For those of you who still think butter is not healthy, I would suggest that you take a look at what Americans ate before 1922 (when Crisco, the first transfat, hit the market). They ate lots and lots of butter and cream! Did they get heart attacks? No, they did not. In fact, the first documented death in the United States from artherosclerosis (clogged arteries) was in the late 1920’s. So, is it possible that we Americans, and now the rest of the world, are getting a snow job about butter being unhealthy so that the profit hungry edible oil industry can make a fortune selling you fake butter spreads? I think it is not only very possible, but completely probable.
Now that we’ve established that butter is the way to go as a basis for a nutritious, great tasting frosting, here’s the recipe I used for my son’s birthday cake:
1/2 cup deep yellow, grassfed butter, softened
1/2 cup cocoa or carob powder (or 1/4 cup of each)
1/3 cup boiling water
4 cups sifted, organic powdered sugar
1 tsp vanilla

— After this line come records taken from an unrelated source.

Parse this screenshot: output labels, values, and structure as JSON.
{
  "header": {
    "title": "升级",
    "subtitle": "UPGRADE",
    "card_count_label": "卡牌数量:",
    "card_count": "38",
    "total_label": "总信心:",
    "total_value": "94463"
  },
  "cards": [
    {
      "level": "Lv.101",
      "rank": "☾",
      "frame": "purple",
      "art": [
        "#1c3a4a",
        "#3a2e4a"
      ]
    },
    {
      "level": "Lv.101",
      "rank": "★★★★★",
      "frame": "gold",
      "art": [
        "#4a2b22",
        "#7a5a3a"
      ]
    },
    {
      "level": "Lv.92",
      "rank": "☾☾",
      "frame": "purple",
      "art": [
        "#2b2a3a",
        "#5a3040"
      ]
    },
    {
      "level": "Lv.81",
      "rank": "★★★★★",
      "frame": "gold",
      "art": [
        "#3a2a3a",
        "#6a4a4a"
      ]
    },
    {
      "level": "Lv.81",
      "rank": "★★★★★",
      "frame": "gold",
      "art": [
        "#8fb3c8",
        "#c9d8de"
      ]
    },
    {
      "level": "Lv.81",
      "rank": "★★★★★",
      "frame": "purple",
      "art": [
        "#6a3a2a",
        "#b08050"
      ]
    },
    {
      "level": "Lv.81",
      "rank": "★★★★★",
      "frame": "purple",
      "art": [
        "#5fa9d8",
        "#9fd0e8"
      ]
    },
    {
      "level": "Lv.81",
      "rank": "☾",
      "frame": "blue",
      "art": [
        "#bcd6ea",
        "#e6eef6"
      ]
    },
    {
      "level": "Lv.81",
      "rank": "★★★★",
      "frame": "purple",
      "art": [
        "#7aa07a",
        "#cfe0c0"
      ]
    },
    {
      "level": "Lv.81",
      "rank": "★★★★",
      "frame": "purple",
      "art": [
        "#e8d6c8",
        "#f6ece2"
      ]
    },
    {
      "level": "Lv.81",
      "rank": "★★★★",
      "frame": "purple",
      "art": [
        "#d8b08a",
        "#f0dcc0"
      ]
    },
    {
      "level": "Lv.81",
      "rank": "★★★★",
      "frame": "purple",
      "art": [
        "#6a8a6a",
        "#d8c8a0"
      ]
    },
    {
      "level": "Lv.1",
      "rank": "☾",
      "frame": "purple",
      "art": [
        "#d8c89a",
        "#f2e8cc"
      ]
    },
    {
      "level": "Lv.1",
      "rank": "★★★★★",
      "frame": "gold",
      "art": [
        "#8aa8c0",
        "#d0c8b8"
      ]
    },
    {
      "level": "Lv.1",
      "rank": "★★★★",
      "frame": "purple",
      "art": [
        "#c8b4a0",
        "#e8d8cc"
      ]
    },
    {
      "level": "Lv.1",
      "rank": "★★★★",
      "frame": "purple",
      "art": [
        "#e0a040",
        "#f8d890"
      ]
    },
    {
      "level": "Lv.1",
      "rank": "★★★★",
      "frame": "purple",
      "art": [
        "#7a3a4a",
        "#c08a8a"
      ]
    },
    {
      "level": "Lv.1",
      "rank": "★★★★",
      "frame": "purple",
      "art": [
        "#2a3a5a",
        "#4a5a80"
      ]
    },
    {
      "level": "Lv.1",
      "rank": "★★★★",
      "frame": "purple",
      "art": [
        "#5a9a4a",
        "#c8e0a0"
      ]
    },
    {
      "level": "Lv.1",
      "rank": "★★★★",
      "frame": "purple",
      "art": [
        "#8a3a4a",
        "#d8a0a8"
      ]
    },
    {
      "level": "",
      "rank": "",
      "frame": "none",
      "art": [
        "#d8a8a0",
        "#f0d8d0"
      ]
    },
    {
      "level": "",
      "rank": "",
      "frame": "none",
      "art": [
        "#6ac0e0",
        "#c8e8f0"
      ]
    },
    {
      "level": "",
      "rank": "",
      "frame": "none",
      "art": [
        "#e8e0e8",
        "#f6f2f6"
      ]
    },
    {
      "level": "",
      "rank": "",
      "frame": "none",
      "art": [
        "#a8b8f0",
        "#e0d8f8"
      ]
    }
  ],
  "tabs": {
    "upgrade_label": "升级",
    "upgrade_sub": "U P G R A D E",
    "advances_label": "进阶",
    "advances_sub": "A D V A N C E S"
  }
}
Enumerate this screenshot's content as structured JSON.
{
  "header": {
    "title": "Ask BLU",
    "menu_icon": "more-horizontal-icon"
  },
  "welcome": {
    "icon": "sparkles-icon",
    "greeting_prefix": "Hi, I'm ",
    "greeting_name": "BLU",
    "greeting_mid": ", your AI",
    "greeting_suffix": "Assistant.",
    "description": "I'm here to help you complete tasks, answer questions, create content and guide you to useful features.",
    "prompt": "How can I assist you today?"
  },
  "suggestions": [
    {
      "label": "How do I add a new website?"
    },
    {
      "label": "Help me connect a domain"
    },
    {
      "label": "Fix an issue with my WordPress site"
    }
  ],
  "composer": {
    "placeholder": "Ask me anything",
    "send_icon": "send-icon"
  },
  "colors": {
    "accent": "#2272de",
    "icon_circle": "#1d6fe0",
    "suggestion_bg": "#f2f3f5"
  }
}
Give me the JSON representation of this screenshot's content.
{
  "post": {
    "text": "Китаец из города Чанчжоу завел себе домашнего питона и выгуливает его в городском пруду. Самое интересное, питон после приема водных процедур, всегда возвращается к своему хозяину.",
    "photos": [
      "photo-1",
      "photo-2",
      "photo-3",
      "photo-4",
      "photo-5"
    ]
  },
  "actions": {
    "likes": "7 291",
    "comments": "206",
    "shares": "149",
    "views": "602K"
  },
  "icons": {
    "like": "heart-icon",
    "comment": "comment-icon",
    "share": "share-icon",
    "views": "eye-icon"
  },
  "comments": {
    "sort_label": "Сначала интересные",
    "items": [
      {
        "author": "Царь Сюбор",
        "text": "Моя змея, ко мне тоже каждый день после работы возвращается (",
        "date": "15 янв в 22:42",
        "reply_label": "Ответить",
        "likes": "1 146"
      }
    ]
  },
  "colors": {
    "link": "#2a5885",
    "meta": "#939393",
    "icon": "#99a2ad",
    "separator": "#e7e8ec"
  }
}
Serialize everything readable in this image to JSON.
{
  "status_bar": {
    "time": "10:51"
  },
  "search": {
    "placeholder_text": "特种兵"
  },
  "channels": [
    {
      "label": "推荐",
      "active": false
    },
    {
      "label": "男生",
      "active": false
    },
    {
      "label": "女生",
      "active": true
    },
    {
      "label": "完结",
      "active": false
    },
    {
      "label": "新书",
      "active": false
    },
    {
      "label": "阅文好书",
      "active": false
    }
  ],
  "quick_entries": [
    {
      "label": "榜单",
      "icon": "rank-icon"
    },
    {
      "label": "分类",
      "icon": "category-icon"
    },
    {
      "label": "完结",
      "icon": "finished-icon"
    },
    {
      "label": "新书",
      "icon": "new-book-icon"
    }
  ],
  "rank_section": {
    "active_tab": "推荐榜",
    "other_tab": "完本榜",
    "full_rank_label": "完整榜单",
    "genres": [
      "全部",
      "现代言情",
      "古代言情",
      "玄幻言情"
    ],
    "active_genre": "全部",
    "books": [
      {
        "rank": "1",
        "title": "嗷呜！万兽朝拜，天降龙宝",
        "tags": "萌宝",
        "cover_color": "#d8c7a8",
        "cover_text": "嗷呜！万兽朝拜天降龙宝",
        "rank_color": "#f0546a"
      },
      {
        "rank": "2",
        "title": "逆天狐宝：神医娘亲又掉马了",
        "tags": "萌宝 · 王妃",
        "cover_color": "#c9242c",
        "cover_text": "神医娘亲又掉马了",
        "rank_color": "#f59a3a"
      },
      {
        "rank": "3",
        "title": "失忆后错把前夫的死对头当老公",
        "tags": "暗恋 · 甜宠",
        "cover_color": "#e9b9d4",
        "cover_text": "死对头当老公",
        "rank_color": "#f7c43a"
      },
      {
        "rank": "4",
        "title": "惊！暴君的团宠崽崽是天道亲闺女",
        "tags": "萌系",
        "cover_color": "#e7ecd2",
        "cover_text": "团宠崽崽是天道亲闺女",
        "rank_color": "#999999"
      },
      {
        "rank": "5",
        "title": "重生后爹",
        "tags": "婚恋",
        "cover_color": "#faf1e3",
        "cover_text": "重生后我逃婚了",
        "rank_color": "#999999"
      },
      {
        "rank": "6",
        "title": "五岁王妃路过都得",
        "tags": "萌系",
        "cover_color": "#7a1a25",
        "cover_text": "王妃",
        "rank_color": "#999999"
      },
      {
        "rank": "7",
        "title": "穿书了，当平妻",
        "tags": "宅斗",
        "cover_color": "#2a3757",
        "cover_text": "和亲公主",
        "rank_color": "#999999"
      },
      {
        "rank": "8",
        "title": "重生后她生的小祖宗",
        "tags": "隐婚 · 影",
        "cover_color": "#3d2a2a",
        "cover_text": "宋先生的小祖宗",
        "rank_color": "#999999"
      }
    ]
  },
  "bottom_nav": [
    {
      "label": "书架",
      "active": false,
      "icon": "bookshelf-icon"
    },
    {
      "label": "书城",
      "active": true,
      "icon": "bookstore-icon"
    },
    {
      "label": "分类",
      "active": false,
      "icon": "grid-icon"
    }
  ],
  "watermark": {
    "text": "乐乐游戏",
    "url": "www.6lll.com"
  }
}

Mix powdered sugar and cocoa/carob. Add butter, boiling water, and vanilla. Beat with an electric mixer on low till combined. Cool for a few minutes and then frost your cake. Recipe will frost tops and sides of a double layer cake (9X13 pan).
The best part is to let your child watch you make the frosting and then let them lick the bowl clean. Teach them that eating right even at a birthday party can be fun and delicious too!
Sarah, The Healthy Home Economist
Since 2002, Sarah has been a Health and Nutrition Educator dedicated to helping families effectively incorporate the principles of ancestral diets within the modern household.
Sarah was awarded Activist of the Year at the International Wise Traditions Conference in 2010.
Sarah received a Bachelor of Arts (summa cum laude, Phi Beta Kappa) in Economics from Furman University and a Master’s degree in Government (Financial Management) from the University of Pennsylvania.
Mother to three healthy children, blogger, and best-selling author, her work has been covered by USA Today, The New York Times, National Review, ABC, NBC, and many others.